→ Task details:
Each line of data below is to be returned exactly, leaving out any picture.

→ Data shown:
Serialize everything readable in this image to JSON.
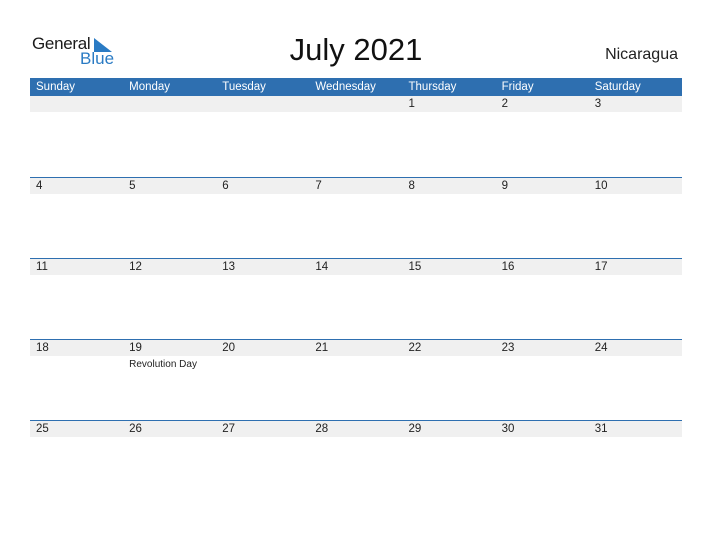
{
  "logo": {
    "line1": "General",
    "line2": "Blue"
  },
  "title": "July 2021",
  "country": "Nicaragua",
  "colors": {
    "accent": "#2e6fb0",
    "date_row_bg": "#f0f0f0"
  },
  "weekdays": [
    "Sunday",
    "Monday",
    "Tuesday",
    "Wednesday",
    "Thursday",
    "Friday",
    "Saturday"
  ],
  "weeks": [
    {
      "days": [
        "",
        "",
        "",
        "",
        "1",
        "2",
        "3"
      ],
      "holidays": [
        "",
        "",
        "",
        "",
        "",
        "",
        ""
      ]
    },
    {
      "days": [
        "4",
        "5",
        "6",
        "7",
        "8",
        "9",
        "10"
      ],
      "holidays": [
        "",
        "",
        "",
        "",
        "",
        "",
        ""
      ]
    },
    {
      "days": [
        "11",
        "12",
        "13",
        "14",
        "15",
        "16",
        "17"
      ],
      "holidays": [
        "",
        "",
        "",
        "",
        "",
        "",
        ""
      ]
    },
    {
      "days": [
        "18",
        "19",
        "20",
        "21",
        "22",
        "23",
        "24"
      ],
      "holidays": [
        "",
        "Revolution Day",
        "",
        "",
        "",
        "",
        ""
      ]
    },
    {
      "days": [
        "25",
        "26",
        "27",
        "28",
        "29",
        "30",
        "31"
      ],
      "holidays": [
        "",
        "",
        "",
        "",
        "",
        "",
        ""
      ]
    }
  ]
}
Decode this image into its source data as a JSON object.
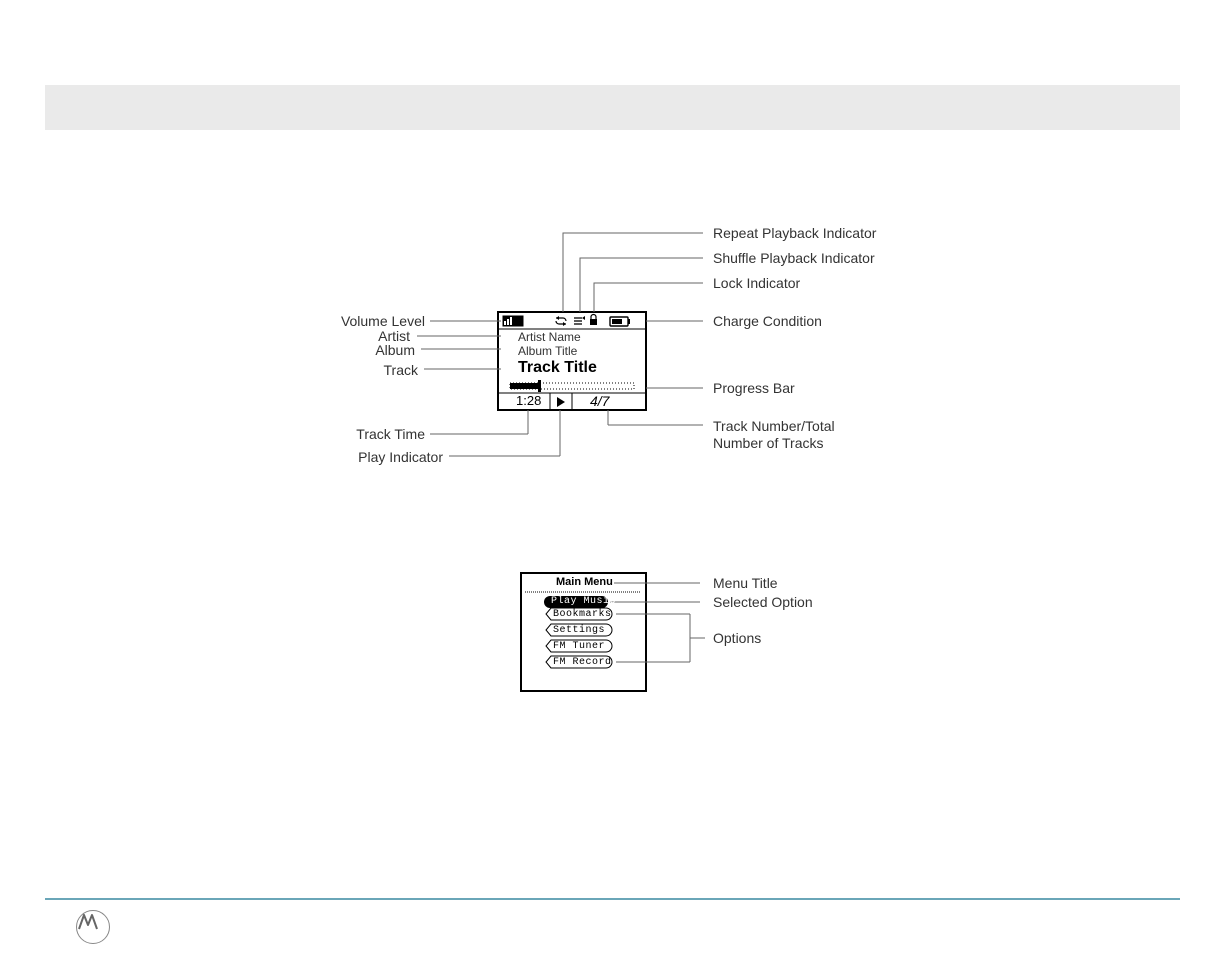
{
  "play_diagram": {
    "left_labels": {
      "volume_level": "Volume Level",
      "artist": "Artist",
      "album": "Album",
      "track": "Track",
      "track_time": "Track Time",
      "play_indicator": "Play Indicator"
    },
    "right_labels": {
      "repeat": "Repeat Playback Indicator",
      "shuffle": "Shuffle Playback Indicator",
      "lock": "Lock Indicator",
      "charge": "Charge Condition",
      "progress_bar": "Progress Bar",
      "track_number": "Track Number/Total",
      "track_number2": "Number of Tracks"
    },
    "screen": {
      "artist_name": "Artist Name",
      "album_title": "Album Title",
      "track_title": "Track Title",
      "track_time": "1:28",
      "track_count": "4/7"
    }
  },
  "menu_diagram": {
    "screen": {
      "title": "Main Menu",
      "items": [
        "Play Music",
        "Bookmarks",
        "Settings",
        "FM Tuner",
        "FM Record"
      ]
    },
    "labels": {
      "menu_title": "Menu Title",
      "selected_option": "Selected Option",
      "options": "Options"
    }
  }
}
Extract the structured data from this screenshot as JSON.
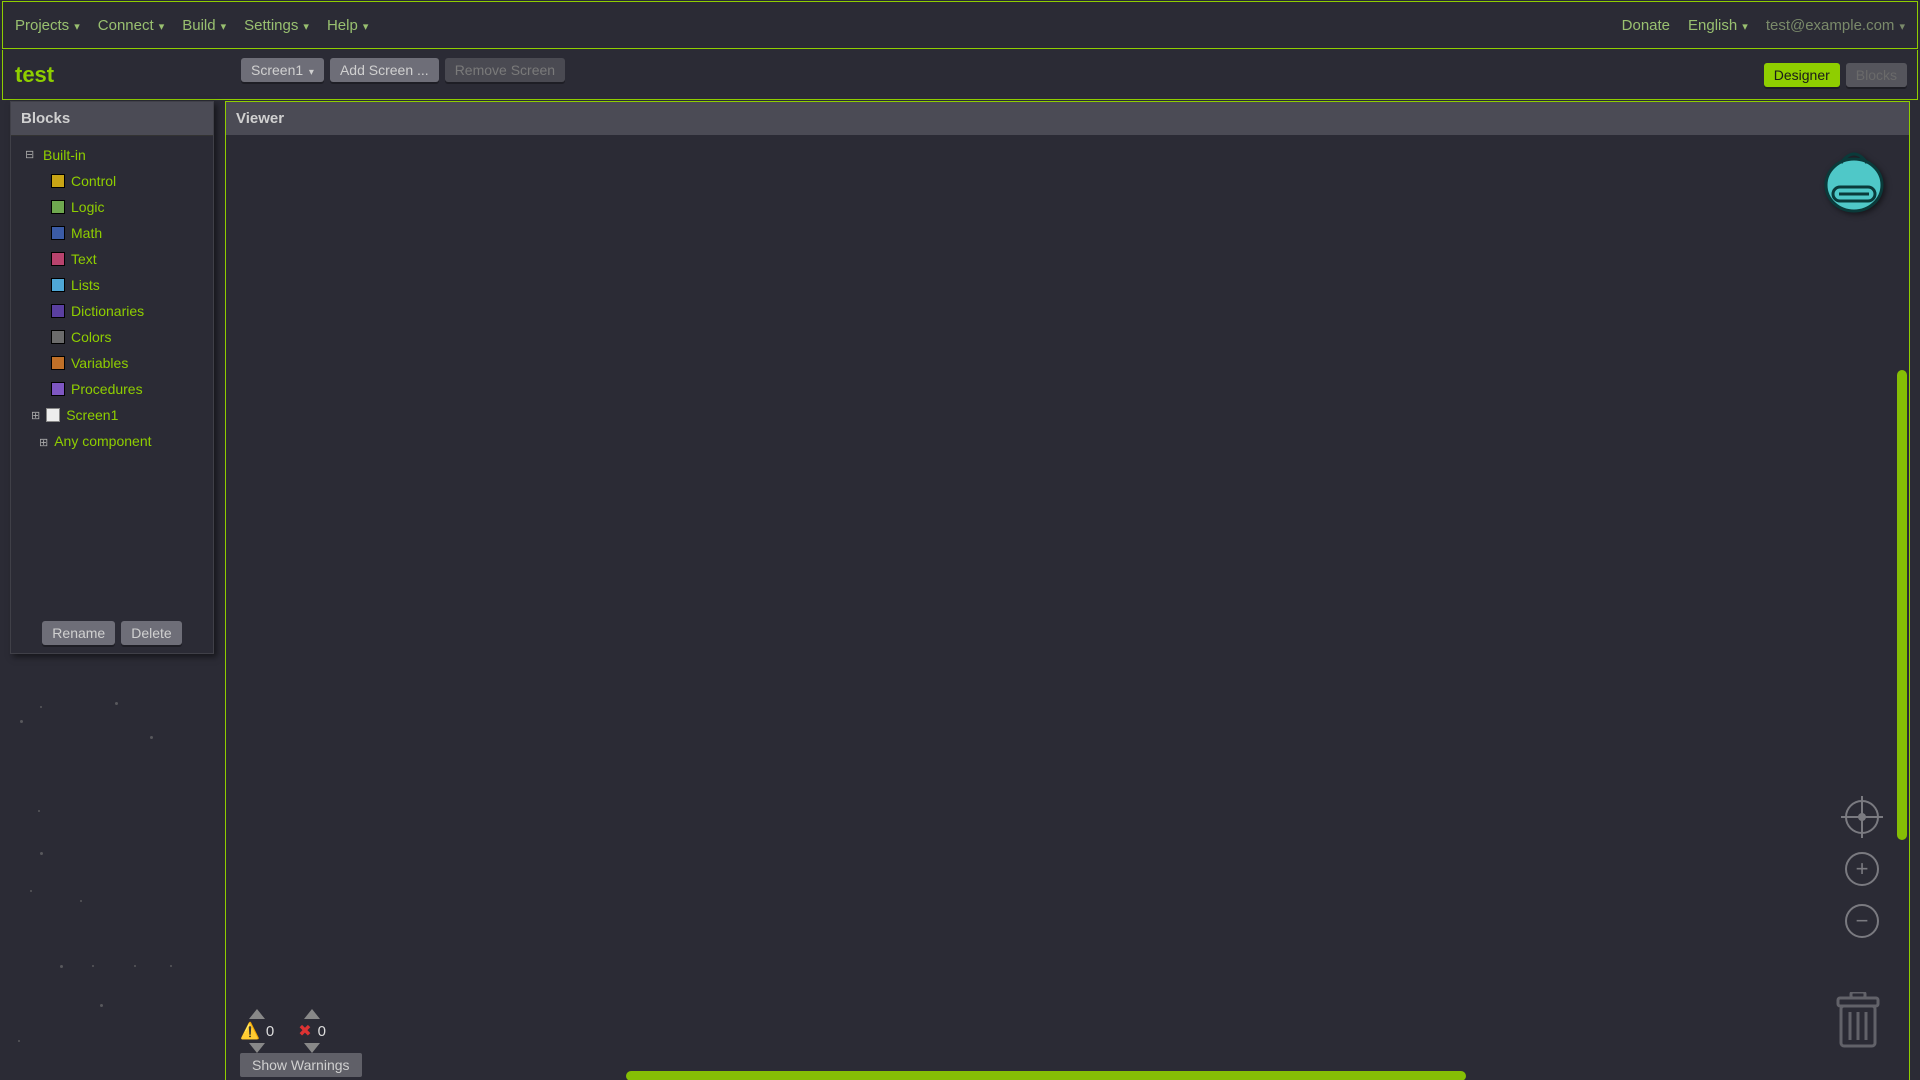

→ Response to this exercise:
Serialize everything readable in this image to JSON.
{
  "logo": {
    "line1": "General",
    "line2": "Blue"
  },
  "title": "July 2021",
  "country": "Nicaragua",
  "colors": {
    "accent": "#2e6fb0",
    "date_row_bg": "#f0f0f0"
  },
  "weekdays": [
    "Sunday",
    "Monday",
    "Tuesday",
    "Wednesday",
    "Thursday",
    "Friday",
    "Saturday"
  ],
  "weeks": [
    {
      "days": [
        "",
        "",
        "",
        "",
        "1",
        "2",
        "3"
      ],
      "holidays": [
        "",
        "",
        "",
        "",
        "",
        "",
        ""
      ]
    },
    {
      "days": [
        "4",
        "5",
        "6",
        "7",
        "8",
        "9",
        "10"
      ],
      "holidays": [
        "",
        "",
        "",
        "",
        "",
        "",
        ""
      ]
    },
    {
      "days": [
        "11",
        "12",
        "13",
        "14",
        "15",
        "16",
        "17"
      ],
      "holidays": [
        "",
        "",
        "",
        "",
        "",
        "",
        ""
      ]
    },
    {
      "days": [
        "18",
        "19",
        "20",
        "21",
        "22",
        "23",
        "24"
      ],
      "holidays": [
        "",
        "Revolution Day",
        "",
        "",
        "",
        "",
        ""
      ]
    },
    {
      "days": [
        "25",
        "26",
        "27",
        "28",
        "29",
        "30",
        "31"
      ],
      "holidays": [
        "",
        "",
        "",
        "",
        "",
        "",
        ""
      ]
    }
  ]
}
Decode this image into its source data as a JSON object.
{
  "play_diagram": {
    "left_labels": {
      "volume_level": "Volume Level",
      "artist": "Artist",
      "album": "Album",
      "track": "Track",
      "track_time": "Track Time",
      "play_indicator": "Play Indicator"
    },
    "right_labels": {
      "repeat": "Repeat Playback Indicator",
      "shuffle": "Shuffle Playback Indicator",
      "lock": "Lock Indicator",
      "charge": "Charge Condition",
      "progress_bar": "Progress Bar",
      "track_number": "Track Number/Total",
      "track_number2": "Number of Tracks"
    },
    "screen": {
      "artist_name": "Artist Name",
      "album_title": "Album Title",
      "track_title": "Track Title",
      "track_time": "1:28",
      "track_count": "4/7"
    }
  },
  "menu_diagram": {
    "screen": {
      "title": "Main Menu",
      "items": [
        "Play Music",
        "Bookmarks",
        "Settings",
        "FM Tuner",
        "FM Record"
      ]
    },
    "labels": {
      "menu_title": "Menu Title",
      "selected_option": "Selected Option",
      "options": "Options"
    }
  }
}
Extract the structured data from this screenshot as JSON.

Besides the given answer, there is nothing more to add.